A garden space that flanks Cornell's Mann Library entrance is more than just a pretty place: It's one of only 11 landscapes in the country to be certified by the Sustainable Sites Initiative (SITES), a new "green" certification system for landscapes.

SITES is the nation's most comprehensive rating system for the sustainable design, construction and maintenance of built landscapes. Nearing the end of its pilot project phase to refine its guidelines and performance benchmarks, SITES complements -- and is affiliated with -- the U.S. Green Building Council's Leadership in Energy and Environmental Design (LEED) rating system for environmentally friendly buildings.

The Mann Library 5,000-square-foot entrance garden was site-assessed, designed and built by students in the 2009-10 in Creating the Urban Eden, a yearlong course co-taught by Nina Bassuk, professor of horticulture, and Peter Trowbridge, professor of landscape architecture. Each year, the class constructs a new landscape on campus. The students also documented the process and helped prepare the SITES certification application. The space had been a construction site with poor, heavily compacted soil prior to the garden's creation.

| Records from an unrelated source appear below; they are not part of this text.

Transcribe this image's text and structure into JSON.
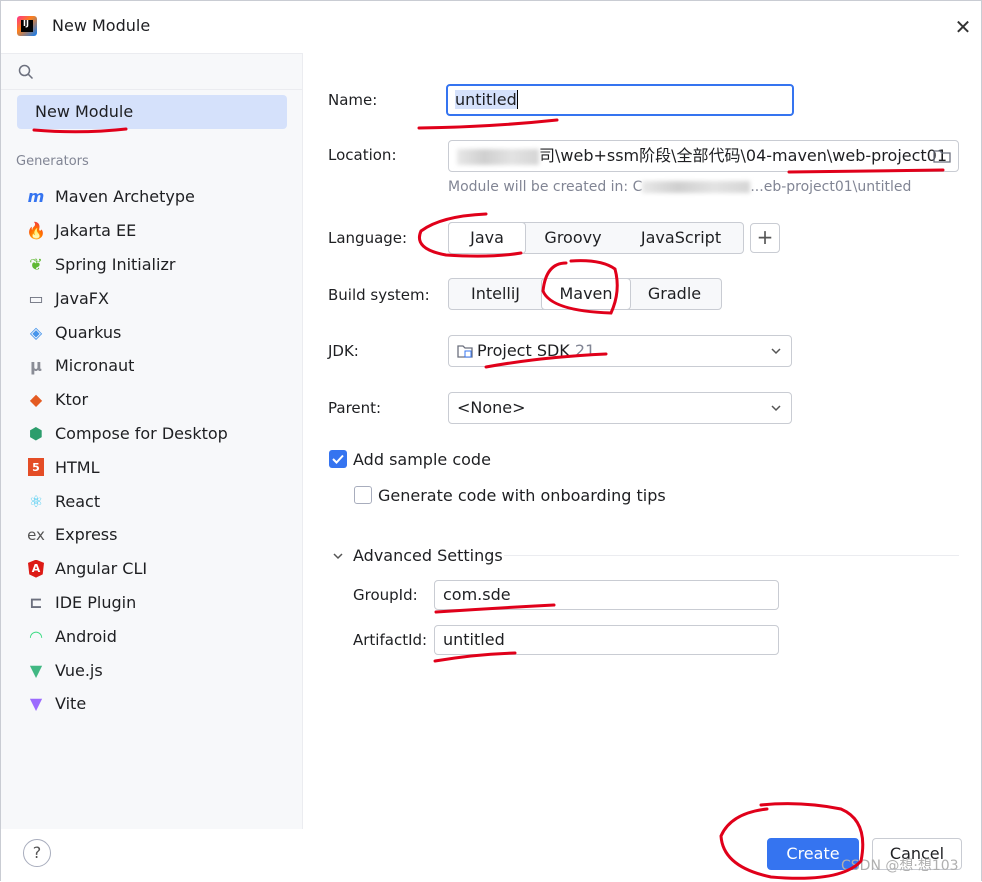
{
  "window": {
    "title": "New Module"
  },
  "sidebar": {
    "selected": "New Module",
    "section_label": "Generators",
    "generators": [
      {
        "label": "Maven Archetype",
        "icon": "maven-icon"
      },
      {
        "label": "Jakarta EE",
        "icon": "jakarta-icon"
      },
      {
        "label": "Spring Initializr",
        "icon": "spring-icon"
      },
      {
        "label": "JavaFX",
        "icon": "javafx-icon"
      },
      {
        "label": "Quarkus",
        "icon": "quarkus-icon"
      },
      {
        "label": "Micronaut",
        "icon": "micronaut-icon"
      },
      {
        "label": "Ktor",
        "icon": "ktor-icon"
      },
      {
        "label": "Compose for Desktop",
        "icon": "compose-icon"
      },
      {
        "label": "HTML",
        "icon": "html5-icon"
      },
      {
        "label": "React",
        "icon": "react-icon"
      },
      {
        "label": "Express",
        "icon": "express-icon"
      },
      {
        "label": "Angular CLI",
        "icon": "angular-icon"
      },
      {
        "label": "IDE Plugin",
        "icon": "plugin-icon"
      },
      {
        "label": "Android",
        "icon": "android-icon"
      },
      {
        "label": "Vue.js",
        "icon": "vue-icon"
      },
      {
        "label": "Vite",
        "icon": "vite-icon"
      }
    ]
  },
  "form": {
    "name_label": "Name:",
    "name_value": "untitled",
    "location_label": "Location:",
    "location_value": "司\\web+ssm阶段\\全部代码\\04-maven\\web-project01",
    "location_hint_prefix": "Module will be created in: C",
    "location_hint_suffix": "...eb-project01\\untitled",
    "language_label": "Language:",
    "languages": [
      "Java",
      "Groovy",
      "JavaScript"
    ],
    "language_selected": "Java",
    "add_language": "+",
    "build_label": "Build system:",
    "builds": [
      "IntelliJ",
      "Maven",
      "Gradle"
    ],
    "build_selected": "Maven",
    "jdk_label": "JDK:",
    "jdk_value": "Project SDK",
    "jdk_version": "21",
    "parent_label": "Parent:",
    "parent_value": "<None>",
    "sample_code_label": "Add sample code",
    "onboarding_label": "Generate code with onboarding tips",
    "advanced_label": "Advanced Settings",
    "groupid_label": "GroupId:",
    "groupid_value": "com.sde",
    "artifactid_label": "ArtifactId:",
    "artifactid_value": "untitled"
  },
  "buttons": {
    "create": "Create",
    "cancel": "Cancel",
    "help": "?"
  },
  "watermark": "CSDN @想·想103",
  "colors": {
    "accent": "#3574f0",
    "selection": "#d5e1fb",
    "annotation": "#e0001a"
  }
}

The garden's sustainable features include healthy soil remediated with Cornell-made compost for better percolation, nutrients and microorganisms; a design that will have a closed canopy in two to three years so plants mesh and block out weeds; removal of invasive species; site-appropriate, pest-resistant plants; the preservation of two trees; and benches.

Read the full story in the Cornell Chronicle.